  2. Data ownership Implementation by assigning the roles, and ensuring that data owners can exercise their duties and the supporting normative framework of policies, standards, procedures, and/or guidelines.
    • Properly defined policies and procedures will help you set up basic rules for data governance and make sure that the outcome will be achieved in a coherent and effective way.
    • The ownership of data and information lies within the business side of the organisation, as they can truly understand the value and risk of information. The business will therefore have to take up formal ownership and clarify the constraints, the business rules, the required data quality, etc.

What can serve as evidence to demonstrate compliance?

As many as 39 articles of the GDRP require evidence to demonstrate compliance. The GDPR sets different ways to demonstrate compliance, e.g.:

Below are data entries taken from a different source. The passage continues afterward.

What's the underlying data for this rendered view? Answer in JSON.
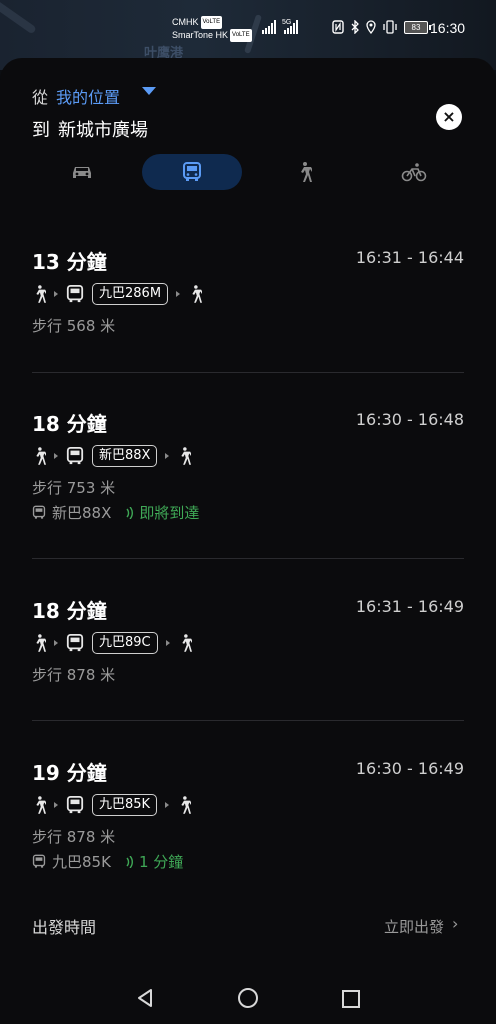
{
  "map": {
    "label": "叶鹰港"
  },
  "status_bar": {
    "carrier1": "CMHK",
    "carrier2": "SmarTone HK",
    "volte": "VoLTE",
    "net1_label": "",
    "net2_label": "5G",
    "battery": "83",
    "time": "16:30"
  },
  "directions": {
    "from_label": "從",
    "from_value": "我的位置",
    "to_label": "到",
    "to_value": "新城市廣場",
    "close_label": "×"
  },
  "modes": [
    {
      "name": "drive",
      "icon": "car-icon",
      "active": false
    },
    {
      "name": "transit",
      "icon": "bus-icon",
      "active": true
    },
    {
      "name": "walk",
      "icon": "walk-icon",
      "active": false
    },
    {
      "name": "bike",
      "icon": "bike-icon",
      "active": false
    }
  ],
  "routes": [
    {
      "duration": "13 分鐘",
      "time_range": "16:31 - 16:44",
      "bus": "九巴286M",
      "walk": "步行 568 米",
      "realtime_bus": "",
      "realtime_status": ""
    },
    {
      "duration": "18 分鐘",
      "time_range": "16:30 - 16:48",
      "bus": "新巴88X",
      "walk": "步行 753 米",
      "realtime_bus": "新巴88X",
      "realtime_status": "即將到達"
    },
    {
      "duration": "18 分鐘",
      "time_range": "16:31 - 16:49",
      "bus": "九巴89C",
      "walk": "步行 878 米",
      "realtime_bus": "",
      "realtime_status": ""
    },
    {
      "duration": "19 分鐘",
      "time_range": "16:30 - 16:49",
      "bus": "九巴85K",
      "walk": "步行 878 米",
      "realtime_bus": "九巴85K",
      "realtime_status": "1 分鐘"
    }
  ],
  "departure": {
    "label": "出發時間",
    "value": "立即出發",
    "chevron": "›"
  },
  "colors": {
    "accent_blue": "#5b9bf5",
    "live_green": "#3fa856",
    "background": "#0b0b0d"
  }
}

  • Implementing the data protection processes. Formal documentation can be provided as evidence.
  • Maintaining and implementing organisational measures, such as policies and procedures. A control log can serve as evidence.
  • Implementing an organisational chart with described roles and responsibilities. A control log can be evidence of effective implementation.
  • Last, but not least, is running a data protection impact assessment (DPIA), where appropriate. As stated in the Article WP29 draft guidance on DPIAs: “DPIAs are important tools for accountability, as they help controllers not only comply with requirements of the GDPR, but also to demonstrate that appropriate measures have been taken to ensure compliance with the regulation. In other words, a DPIA is a process for building and demonstrating compliance.

Things to remember

Executing accountability obligations under the GDPR involves more than checking a box. The regulation impacts your organisation on every level, whether processes, people, or technology. When implementing it, you should keep in mind that having a one-time snapshot of your organisation’s situation will not make you compliant. Compliance comes through the ability to demonstrate the existence of the ongoing, embedded processes that support the compliance at any time, and showing evidence of it.

Start from defining the appropriate technical and organisational measures to keep your personal data under control and to govern it by the appropriate owners. Do not forget to keep the evidence of the above. The evidence should be available off the shelf at any point in time to demonstrate it to your regulator.